Note that communities around the country against which Palo Alto residents measure themselves (Chicago suburbs such as Winnetka, NY suburbs such as Chappaqua, Boston suburbs such as Newton, NJ suburbs such as Chatham) spend *twice* what Palo Alto spends on education, per student. Some of that amount is due to operational expenses: it's cold in those places, for instance, and heating oil costs money. However, teacher salaries tend to be higher in PA than in those places; which really means PA is under-funding physical plant, and supplemental programs, and has larger class sizes (proven to reduce educational effectiveness) relative to its perceived peer group.

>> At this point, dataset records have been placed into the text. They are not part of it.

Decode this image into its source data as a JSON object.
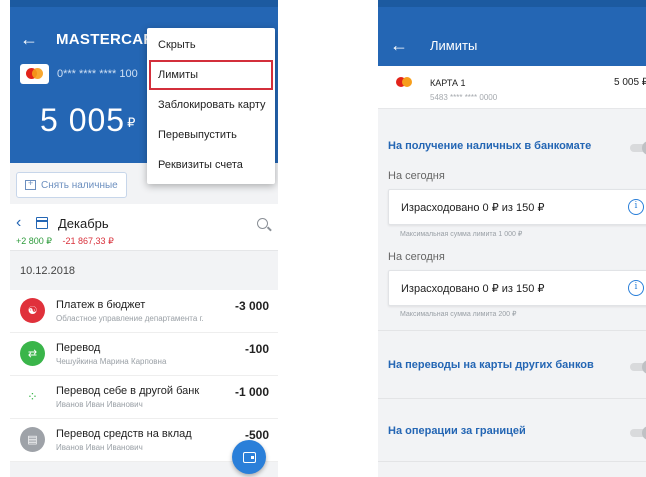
{
  "left": {
    "title": "MASTERCARD",
    "card_masked": "0*** **** **** 100",
    "balance": "5 005",
    "currency": "₽",
    "cash_button": "Снять наличные",
    "month": "Декабрь",
    "income": "+2 800 ₽",
    "expense": "-21 867,33 ₽",
    "date": "10.12.2018",
    "transactions": [
      {
        "name": "Платеж в бюджет",
        "sub": "Областное управление департамента г.",
        "amount": "-3 000",
        "color": "#e0313b",
        "icon": "budget-icon"
      },
      {
        "name": "Перевод",
        "sub": "Чешуйкина Марина Карповна",
        "amount": "-100",
        "color": "#3ab54a",
        "icon": "transfer-icon"
      },
      {
        "name": "Перевод себе в другой банк",
        "sub": "Иванов Иван Иванович",
        "amount": "-1 000",
        "color": "#ffffff",
        "icon": "loading-icon"
      },
      {
        "name": "Перевод средств на вклад",
        "sub": "Иванов Иван Иванович",
        "amount": "-500",
        "color": "#9ea2a8",
        "icon": "deposit-icon"
      }
    ],
    "menu": [
      "Скрыть",
      "Лимиты",
      "Заблокировать карту",
      "Перевыпустить",
      "Реквизиты счета"
    ]
  },
  "right": {
    "title": "Лимиты",
    "card_name": "КАРТА 1",
    "card_number": "5483 **** **** 0000",
    "card_balance": "5 005 ₽",
    "sections": {
      "cash": "На получение наличных в банкомате",
      "transfers": "На переводы на карты других банков",
      "abroad": "На операции за границей"
    },
    "today_label": "На сегодня",
    "limits": [
      {
        "spent": "Израсходовано 0 ₽ из 150 ₽",
        "max": "Максимальная сумма лимита 1 000 ₽"
      },
      {
        "spent": "Израсходовано 0 ₽ из 150 ₽",
        "max": "Максимальная сумма лимита 200 ₽"
      }
    ]
  }
}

PA spends maybe twice on average what other CA towns spend on education. Is that fair? Serrano v. Priest (1971) found it was not. But communities such as PA have found ways to circumvent the spirit, if not the letter, of Serrano. On the other hand, PA is receptive to students from outside of the community, to come here for their schooling, under several state programs.
The question remains, how much is enough to spend, in order that our students meet (and even exceed) the educational standards? As I said, relative to other CA towns, we spend more. Relative to out-of-state peers, we spend less. (Our physical plant is not good, but we have a bond issue to address the worst parts of that problem.)
But given that our students appear to perform well on standardized tests, one must ask: does the amount spent per pupil matter? Does the physical plant matter? Or are the results purely a matter of family resources? In short: at what tipping point does chronic underfunding of education erode the foundation on which our society is based?
These questions -- how much is fair, how much per pupil should be spent, does money affect outcome?, and so forth -- are important. In the end, however, there is no hard answer. Each of us must decide for ourselves, and vote accordingly.
I will vote for the tax, because a) I don't pay enough in property tax (because of Prop 13), b) I believe in Palo Alto as a fine place to live and raise a family, and c) even though my kids are grown, I believe every family's children deserve the same opportunity mine have enjoyed. I will always vote for money in favor of education, because education has made an enormous difference for my forebears, and will make a difference for those who come after me.
And I don't mind the senior exemption. Seniors are part of the community. They are valued and valuable, and should not be driven out. (My issue with Prop 13, therefore, is not it acknowledged an important problem, but that it went too far to 'solve' it.)
One last aside: if one wants to find out how much property tax is paid by one's neighbors, Zillow is a terrific resource.